This section could also cover hourly, non-exempt employees that are still required to track their hours. Since they are at home, you should create a procedure for remote workers to track their hours and submit them to a supervisor.
You can also create attendance and availability standards for their work. Instead of having to track down employees to get their input, they should be available when you need them. You can dictate when remote workers are available.
Work From Home Policy Sample
This work from home policy sample will let you see how a template can help you create your own agreement
Work From Home Policy
Tips to Consider When Writing a Work From Home Policy
When you are writing a work from home policy, you want to make sure you create a comprehensive agreement that fully outlines your expectations of remote employees. These tips can help you create an effective agreement:
- Include remote monitoring: Remote monitoring software lets you track your employees that are working remotely. This includes their communications, time working, and other usage habits helpful to employee supervision. If you decide to use any, you should include any remote monitoring you will use in your policy.
- Create a sick and vacation policy: Just because they are working from home, it does not mean that employees lack vacation or sick time. You should account for how to track this time off in the agreement.
- Consider unique expectations: Every job is different. You should consider the unique requirements of a particular job when drafting a remote work policy. This might include requirements to attend a certain in-person training or even utilize specific technology when working remotely.

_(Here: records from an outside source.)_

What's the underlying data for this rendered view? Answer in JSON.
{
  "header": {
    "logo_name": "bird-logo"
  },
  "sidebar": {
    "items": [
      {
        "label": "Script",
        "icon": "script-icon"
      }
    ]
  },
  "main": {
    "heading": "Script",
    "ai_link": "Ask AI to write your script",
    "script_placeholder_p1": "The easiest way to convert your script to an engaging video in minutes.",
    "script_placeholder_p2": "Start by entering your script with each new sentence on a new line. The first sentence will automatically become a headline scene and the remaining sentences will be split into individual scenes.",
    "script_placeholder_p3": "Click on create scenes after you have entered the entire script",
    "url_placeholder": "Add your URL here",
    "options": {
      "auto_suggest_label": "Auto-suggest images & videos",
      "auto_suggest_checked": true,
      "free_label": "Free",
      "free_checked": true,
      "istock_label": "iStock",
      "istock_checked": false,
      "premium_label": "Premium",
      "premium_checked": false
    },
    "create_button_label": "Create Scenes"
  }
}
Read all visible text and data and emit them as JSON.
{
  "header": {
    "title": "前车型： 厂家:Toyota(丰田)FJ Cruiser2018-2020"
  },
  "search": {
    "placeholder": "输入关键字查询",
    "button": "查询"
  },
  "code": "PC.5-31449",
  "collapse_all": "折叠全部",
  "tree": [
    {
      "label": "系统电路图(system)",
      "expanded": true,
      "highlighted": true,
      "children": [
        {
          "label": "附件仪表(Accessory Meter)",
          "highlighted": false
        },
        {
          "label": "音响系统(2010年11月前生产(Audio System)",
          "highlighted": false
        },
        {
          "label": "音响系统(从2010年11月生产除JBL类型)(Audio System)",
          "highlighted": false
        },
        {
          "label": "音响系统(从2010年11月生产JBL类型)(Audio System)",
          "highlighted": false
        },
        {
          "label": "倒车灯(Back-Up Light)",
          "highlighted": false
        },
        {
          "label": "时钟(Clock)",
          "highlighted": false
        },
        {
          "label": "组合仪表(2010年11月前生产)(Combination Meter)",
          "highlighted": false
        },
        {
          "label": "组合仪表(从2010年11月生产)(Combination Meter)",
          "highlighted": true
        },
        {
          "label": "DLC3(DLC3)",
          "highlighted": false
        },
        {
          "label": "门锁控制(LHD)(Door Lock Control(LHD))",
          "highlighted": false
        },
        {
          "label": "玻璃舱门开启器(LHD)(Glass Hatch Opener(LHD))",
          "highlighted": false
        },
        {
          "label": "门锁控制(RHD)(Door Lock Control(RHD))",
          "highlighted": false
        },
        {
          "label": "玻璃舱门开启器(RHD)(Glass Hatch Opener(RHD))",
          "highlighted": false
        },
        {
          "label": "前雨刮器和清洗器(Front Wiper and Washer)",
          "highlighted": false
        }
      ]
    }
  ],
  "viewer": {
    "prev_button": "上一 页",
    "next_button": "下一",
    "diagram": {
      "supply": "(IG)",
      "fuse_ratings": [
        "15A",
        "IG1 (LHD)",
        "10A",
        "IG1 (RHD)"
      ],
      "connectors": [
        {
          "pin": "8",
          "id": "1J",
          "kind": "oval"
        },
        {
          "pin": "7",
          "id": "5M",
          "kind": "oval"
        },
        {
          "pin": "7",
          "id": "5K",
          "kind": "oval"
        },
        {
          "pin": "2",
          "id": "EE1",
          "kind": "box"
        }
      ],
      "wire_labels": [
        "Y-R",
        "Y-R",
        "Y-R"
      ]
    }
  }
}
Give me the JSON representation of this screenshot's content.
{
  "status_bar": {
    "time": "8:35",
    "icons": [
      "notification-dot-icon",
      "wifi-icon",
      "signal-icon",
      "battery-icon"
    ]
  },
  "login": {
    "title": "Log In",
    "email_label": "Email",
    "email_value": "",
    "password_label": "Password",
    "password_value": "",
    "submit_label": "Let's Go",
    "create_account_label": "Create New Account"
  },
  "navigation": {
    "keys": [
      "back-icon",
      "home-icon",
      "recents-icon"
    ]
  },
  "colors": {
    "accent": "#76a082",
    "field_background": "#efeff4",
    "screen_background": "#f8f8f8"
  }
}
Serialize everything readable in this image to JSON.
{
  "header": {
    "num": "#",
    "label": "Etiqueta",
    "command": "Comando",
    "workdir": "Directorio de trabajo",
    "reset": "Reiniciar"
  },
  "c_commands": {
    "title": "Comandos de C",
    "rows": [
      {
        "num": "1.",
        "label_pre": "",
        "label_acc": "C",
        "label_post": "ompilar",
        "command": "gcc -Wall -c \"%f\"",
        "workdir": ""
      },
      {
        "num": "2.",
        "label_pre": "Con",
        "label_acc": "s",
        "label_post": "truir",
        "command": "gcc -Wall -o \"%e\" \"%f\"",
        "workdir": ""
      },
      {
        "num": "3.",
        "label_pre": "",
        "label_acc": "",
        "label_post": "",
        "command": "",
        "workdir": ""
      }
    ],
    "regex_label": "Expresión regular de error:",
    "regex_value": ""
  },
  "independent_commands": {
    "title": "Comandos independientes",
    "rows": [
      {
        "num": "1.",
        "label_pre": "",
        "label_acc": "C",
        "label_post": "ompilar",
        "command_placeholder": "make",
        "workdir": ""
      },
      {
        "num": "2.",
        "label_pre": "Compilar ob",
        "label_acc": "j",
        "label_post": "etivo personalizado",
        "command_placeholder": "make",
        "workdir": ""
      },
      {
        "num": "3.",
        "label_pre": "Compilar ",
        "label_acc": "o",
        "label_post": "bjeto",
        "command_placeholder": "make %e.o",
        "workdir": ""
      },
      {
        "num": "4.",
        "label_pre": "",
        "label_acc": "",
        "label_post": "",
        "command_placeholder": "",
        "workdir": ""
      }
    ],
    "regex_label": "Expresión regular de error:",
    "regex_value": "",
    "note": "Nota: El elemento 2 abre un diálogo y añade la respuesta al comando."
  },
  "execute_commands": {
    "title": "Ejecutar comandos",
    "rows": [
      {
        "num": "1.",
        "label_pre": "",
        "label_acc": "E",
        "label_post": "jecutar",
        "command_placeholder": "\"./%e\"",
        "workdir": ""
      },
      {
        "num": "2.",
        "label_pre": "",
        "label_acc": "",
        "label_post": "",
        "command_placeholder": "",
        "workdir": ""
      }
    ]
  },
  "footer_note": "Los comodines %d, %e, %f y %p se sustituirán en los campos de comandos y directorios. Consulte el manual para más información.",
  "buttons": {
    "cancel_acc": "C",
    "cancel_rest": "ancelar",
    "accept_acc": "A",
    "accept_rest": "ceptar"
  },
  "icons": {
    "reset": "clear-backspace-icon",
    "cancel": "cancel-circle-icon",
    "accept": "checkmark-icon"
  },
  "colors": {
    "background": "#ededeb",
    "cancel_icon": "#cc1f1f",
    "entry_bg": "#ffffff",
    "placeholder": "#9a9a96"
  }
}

- Create enforcement mechanisms: You cannot just have policies in place, you need to be ready to enforce them. The agreement should outline the effect of a breach of the at home work agreement.
Work From Home Policy FAQs
What makes an effective Work From Home Policy?
A work from home policy is most effective when it is drafted carefully and thoughtfully. A template agreement is especially helpful in getting started, but it is the ability to modify it for your unique needs that makes it especially useful.
How do you create a Work From Home Policy?
You can create a work from home policy with Legal Templates by using a template. We offer template agreements you can use or you can build your own agreement with our template builder.
What to include in a Work From Home Policy?
A good work from home policy should cover the following sections:
- Who can work remotely
Why is a Work From Home Policy important?
Work from home policies make your expectations clear. This protects you and your workers. At home work agreements protect your business but give your employees flexibility as well. The desire to work at home is increasing substantially, especially during and after the COVID-19 era.
Other benefits include:
- Ensuring quality remote work
- Creating a culture of clear expectations
- Using remote workers to reduce office and facilities costs